Northern Ireland abortion law: public consultation on proposed changes
Abortions should be allowed in Northern Ireland where the foetus has a lethal abnormality, the Stormont Department of Justice has recommended.
The department is to begin a public consultation on amending the criminal law on abortion.
The public will be asked for opinions on possible changes to law in cases of lethal foetal abnormality and rape.
Currently, neither circumstance provides grounds for a legal abortion in Northern Ireland.
Lethal foetal abnormality is where a baby in the womb has a condition which means it will die while either in the womb or shortly after birth.
Justice Minister David Ford said he was making a "strong recommendation" for legislation to allow an abortion in circumstances where there is no prospect of the foetus being delivered and having a viable life.
Mr Ford has not made any recommendation on the issue of termination in the case of sexual crimes.
He added: "This is a very emotive area and I want to clearly state that this consultation paper in no way represents proposals for abortion on demand.
"It is not about the wider issues of abortion law, often labelled 'pro-life' and 'pro-choice'. It is about considering legislative changes in two specific sets of circumstances."
The consultation follows a decision taken by Northern Ireland's Department of Health last year, which said the issue of abortion for cases of lethal foetal abnormality could not be addressed by current abortion guidelines.
In 2013, the very public and personal story of Sarah Ewart raised the issue of what choices a woman has in Northern Ireland when told she carrying a child with a fatal foetal abnormality.
Ms Ewart told BBC Radio Ulster's Nolan programme that her baby was diagnosed with anencephaly, a condition where the brain has not developed.
Under Northern Ireland's abortion guidelines, she was told she would have to carry the baby to full term.
Instead, Ms Ewart chose to travel to England for an abortion but her story triggered a massive public debate.
It also triggered the then Health Minister Edwin Poots to ask his officials to consider her case, to ensure "everything has been done that we would expect to be done, within the confines of the legal position that exists in Northern Ireland.

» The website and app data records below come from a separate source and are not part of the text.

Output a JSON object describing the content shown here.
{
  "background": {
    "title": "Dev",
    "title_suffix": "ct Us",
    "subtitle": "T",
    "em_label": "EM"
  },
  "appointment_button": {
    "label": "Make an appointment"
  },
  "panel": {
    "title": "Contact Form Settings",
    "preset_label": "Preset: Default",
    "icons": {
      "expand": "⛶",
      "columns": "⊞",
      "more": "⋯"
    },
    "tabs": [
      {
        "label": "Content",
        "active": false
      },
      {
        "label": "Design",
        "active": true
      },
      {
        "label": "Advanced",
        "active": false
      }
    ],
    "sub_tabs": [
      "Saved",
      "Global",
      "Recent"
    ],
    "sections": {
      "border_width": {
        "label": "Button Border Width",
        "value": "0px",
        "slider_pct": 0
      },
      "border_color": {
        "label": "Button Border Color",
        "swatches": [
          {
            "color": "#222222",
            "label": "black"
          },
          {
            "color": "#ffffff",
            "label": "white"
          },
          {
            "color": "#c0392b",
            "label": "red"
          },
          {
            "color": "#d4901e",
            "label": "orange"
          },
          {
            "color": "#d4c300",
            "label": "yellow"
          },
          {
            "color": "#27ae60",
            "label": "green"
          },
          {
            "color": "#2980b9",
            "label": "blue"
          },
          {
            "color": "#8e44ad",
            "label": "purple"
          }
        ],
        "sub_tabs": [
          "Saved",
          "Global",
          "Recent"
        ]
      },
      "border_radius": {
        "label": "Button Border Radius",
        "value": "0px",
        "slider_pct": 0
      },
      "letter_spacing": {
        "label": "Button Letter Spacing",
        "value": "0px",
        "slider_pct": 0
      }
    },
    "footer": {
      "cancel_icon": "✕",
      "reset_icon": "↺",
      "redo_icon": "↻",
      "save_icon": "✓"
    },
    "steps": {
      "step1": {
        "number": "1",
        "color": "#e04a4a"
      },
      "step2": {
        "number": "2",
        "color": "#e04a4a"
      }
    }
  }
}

One year on, Northern Ireland's Department of Justice is consulting on two specific sets of circumstances.
The first is to enable a woman to choose to terminate a pregnancy when she is told the foetus has a lethal abnormality and cannot survive independently after birth.
The second is where the woman is made pregnant as a result of rape.
The first part of the public consultation paper addresses the question of lethal foetal abnormality and suggests the law should be changed so that women in that position would not have to travel to England to terminate such a pregnancy
While the consultation document outlines a number of options, the Department of Justice recommends that two clinicians would decide when a foetal condition is incompatible with life - that includes when no treatment after birth would improve chances of survival.
On the issue of sexual crime, the consultation paper questions what the law should be in the event of rape or incest producing a pregnancy.
When it comes to doctors, nurses and midwives, the consultation paper proposes that they have the right of conscientious objection when it comes to being involved in abortion.
The public consultation runs for 14 weeks, closing on 17 January 2015.